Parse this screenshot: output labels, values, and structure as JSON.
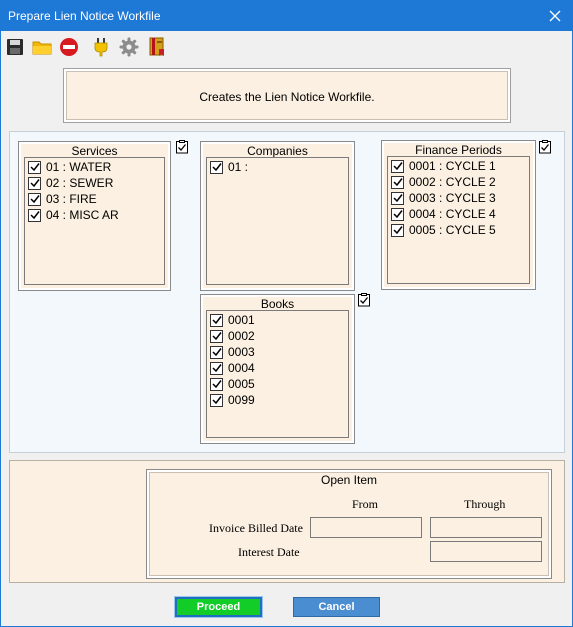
{
  "window": {
    "title": "Prepare Lien Notice Workfile"
  },
  "toolbar": {
    "icons": [
      "save-icon",
      "open-folder-icon",
      "stop-icon",
      "plug-icon",
      "gear-icon",
      "book-icon"
    ]
  },
  "description": "Creates the Lien Notice Workfile.",
  "services": {
    "title": "Services",
    "items": [
      "01 : WATER",
      "02 : SEWER",
      "03 : FIRE",
      "04 : MISC AR"
    ]
  },
  "companies": {
    "title": "Companies",
    "items": [
      "01 :"
    ]
  },
  "finance_periods": {
    "title": "Finance Periods",
    "items": [
      "0001 : CYCLE 1",
      "0002 : CYCLE 2",
      "0003 : CYCLE 3",
      "0004 : CYCLE 4",
      "0005 : CYCLE 5"
    ]
  },
  "books": {
    "title": "Books",
    "items": [
      "0001",
      "0002",
      "0003",
      "0004",
      "0005",
      "0099"
    ]
  },
  "open_item": {
    "title": "Open Item",
    "from_label": "From",
    "through_label": "Through",
    "invoice_billed_date_label": "Invoice Billed Date",
    "interest_date_label": "Interest Date",
    "invoice_billed_from": "",
    "invoice_billed_through": "",
    "interest_date_through": ""
  },
  "buttons": {
    "proceed": "Proceed",
    "cancel": "Cancel"
  },
  "colors": {
    "titlebar": "#1e78d6",
    "panel_tan": "#fbf0e1",
    "proceed": "#12cc28",
    "cancel": "#4a8dd0"
  }
}
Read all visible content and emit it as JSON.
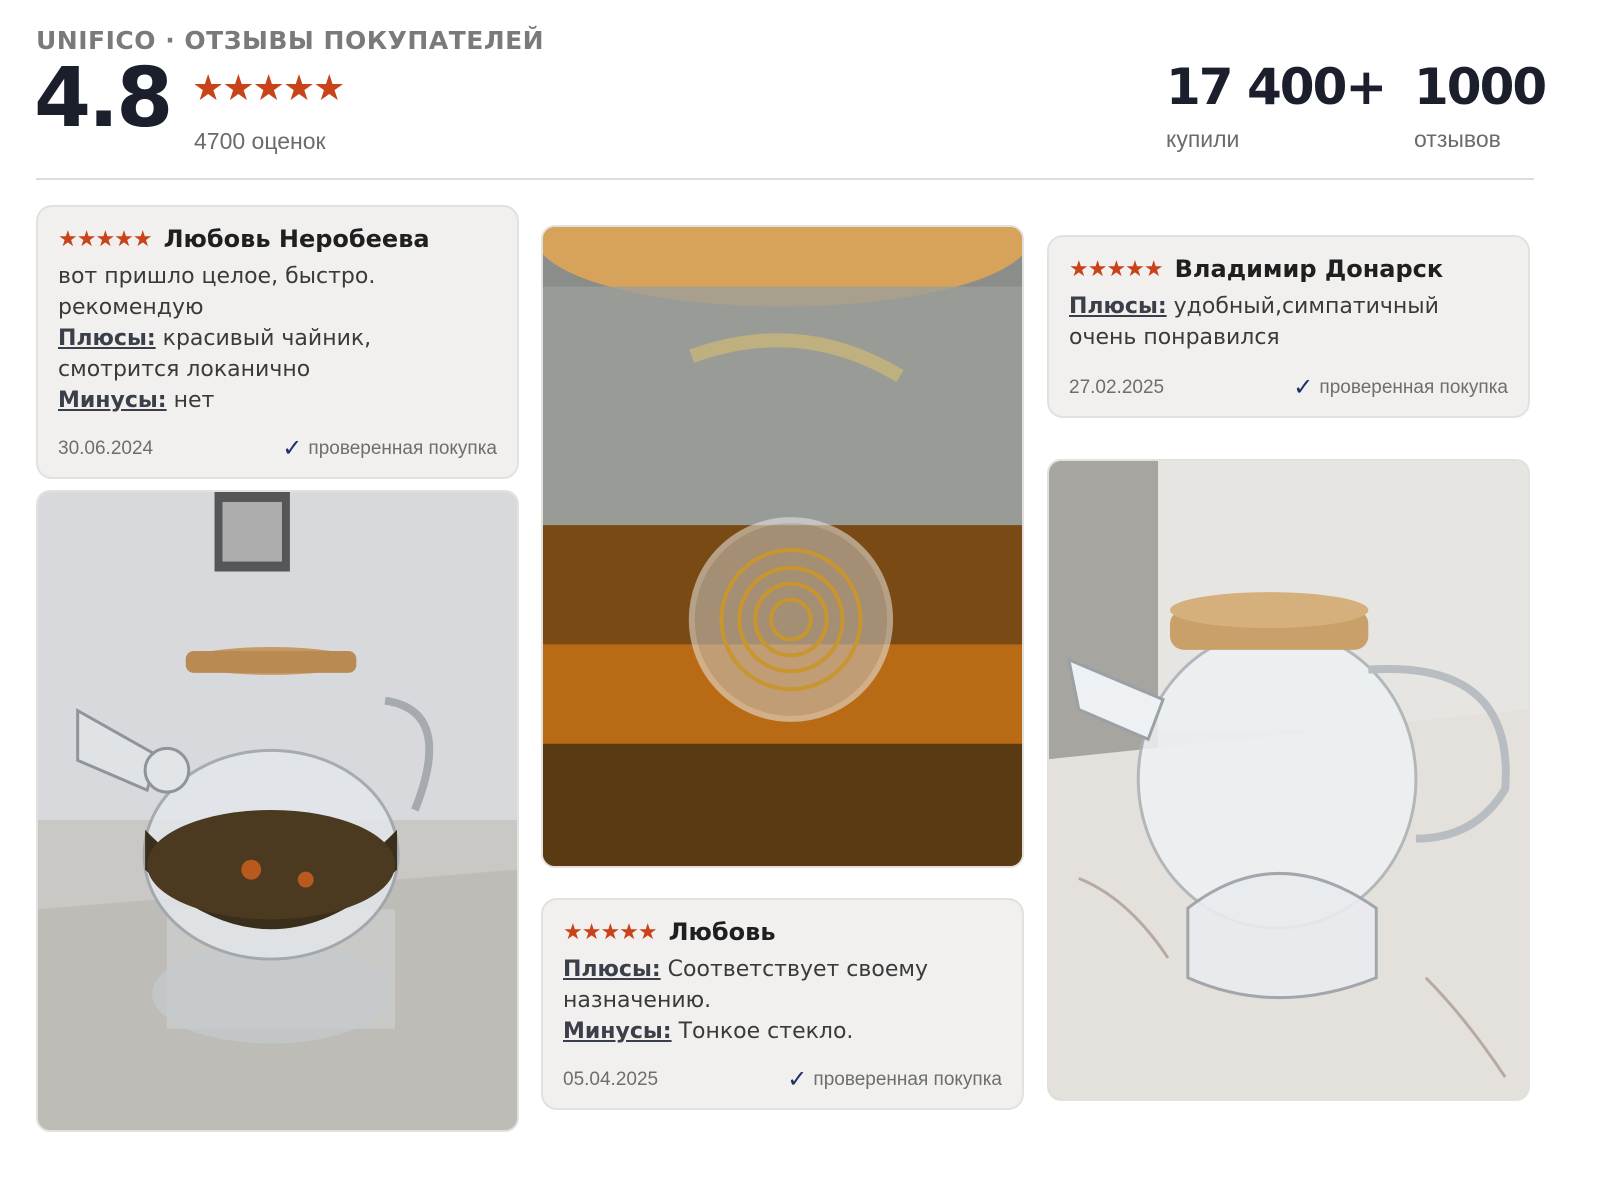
{
  "header": {
    "brand": "UNIFICO · ОТЗЫВЫ ПОКУПАТЕЛЕЙ",
    "rating": "4.8",
    "stars": "★★★★★",
    "ratings_count": "4700 оценок",
    "bought_value": "17 400+",
    "bought_label": "купили",
    "reviews_value": "1000",
    "reviews_label": "отзывов"
  },
  "reviews": [
    {
      "stars": "★★★★★",
      "author": "Любовь Неробеева",
      "body": "вот пришло целое, быстро. рекомендую",
      "pros_label": "Плюсы:",
      "pros": "красивый чайник, смотрится локанично",
      "cons_label": "Минусы:",
      "cons": "нет",
      "date": "30.06.2024",
      "verified": "проверенная покупка"
    },
    {
      "stars": "★★★★★",
      "author": "Владимир Донарск",
      "pros_label": "Плюсы:",
      "pros": "удобный,симпатичный очень понравился",
      "date": "27.02.2025",
      "verified": "проверенная покупка"
    },
    {
      "stars": "★★★★★",
      "author": "Любовь",
      "pros_label": "Плюсы:",
      "pros": "Соответствует своему назначению.",
      "cons_label": "Минусы:",
      "cons": "Тонкое стекло.",
      "date": "05.04.2025",
      "verified": "проверенная покупка"
    }
  ],
  "colors": {
    "accent_star": "#c8431a",
    "verified_check": "#1d2f68",
    "card_bg": "#f1f0ee"
  },
  "icons": {
    "star": "star-icon",
    "check": "check-icon"
  }
}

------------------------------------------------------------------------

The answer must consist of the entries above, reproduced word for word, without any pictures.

EXERCISE RESULT:
Parse this screenshot: output labels, values, and structure as JSON.
{
  "window": {
    "title": "Prepare Lien Notice Workfile"
  },
  "toolbar": {
    "icons": [
      "save-icon",
      "open-folder-icon",
      "stop-icon",
      "plug-icon",
      "gear-icon",
      "book-icon"
    ]
  },
  "description": "Creates the Lien Notice Workfile.",
  "services": {
    "title": "Services",
    "items": [
      "01 : WATER",
      "02 : SEWER",
      "03 : FIRE",
      "04 : MISC AR"
    ]
  },
  "companies": {
    "title": "Companies",
    "items": [
      "01 :"
    ]
  },
  "finance_periods": {
    "title": "Finance Periods",
    "items": [
      "0001 : CYCLE 1",
      "0002 : CYCLE 2",
      "0003 : CYCLE 3",
      "0004 : CYCLE 4",
      "0005 : CYCLE 5"
    ]
  },
  "books": {
    "title": "Books",
    "items": [
      "0001",
      "0002",
      "0003",
      "0004",
      "0005",
      "0099"
    ]
  },
  "open_item": {
    "title": "Open Item",
    "from_label": "From",
    "through_label": "Through",
    "invoice_billed_date_label": "Invoice Billed Date",
    "interest_date_label": "Interest Date",
    "invoice_billed_from": "",
    "invoice_billed_through": "",
    "interest_date_through": ""
  },
  "buttons": {
    "proceed": "Proceed",
    "cancel": "Cancel"
  },
  "colors": {
    "titlebar": "#1e78d6",
    "panel_tan": "#fbf0e1",
    "proceed": "#12cc28",
    "cancel": "#4a8dd0"
  }
}
Read all visible content and emit it as JSON.
{
  "header": {
    "brand": "UNIFICO · ОТЗЫВЫ ПОКУПАТЕЛЕЙ",
    "rating": "4.8",
    "stars": "★★★★★",
    "ratings_count": "4700 оценок",
    "bought_value": "17 400+",
    "bought_label": "купили",
    "reviews_value": "1000",
    "reviews_label": "отзывов"
  },
  "reviews": [
    {
      "stars": "★★★★★",
      "author": "Любовь Неробеева",
      "body": "вот пришло целое, быстро. рекомендую",
      "pros_label": "Плюсы:",
      "pros": "красивый чайник, смотрится локанично",
      "cons_label": "Минусы:",
      "cons": "нет",
      "date": "30.06.2024",
      "verified": "проверенная покупка"
    },
    {
      "stars": "★★★★★",
      "author": "Владимир Донарск",
      "pros_label": "Плюсы:",
      "pros": "удобный,симпатичный очень понравился",
      "date": "27.02.2025",
      "verified": "проверенная покупка"
    },
    {
      "stars": "★★★★★",
      "author": "Любовь",
      "pros_label": "Плюсы:",
      "pros": "Соответствует своему назначению.",
      "cons_label": "Минусы:",
      "cons": "Тонкое стекло.",
      "date": "05.04.2025",
      "verified": "проверенная покупка"
    }
  ],
  "colors": {
    "accent_star": "#c8431a",
    "verified_check": "#1d2f68",
    "card_bg": "#f1f0ee"
  },
  "icons": {
    "star": "star-icon",
    "check": "check-icon"
  }
}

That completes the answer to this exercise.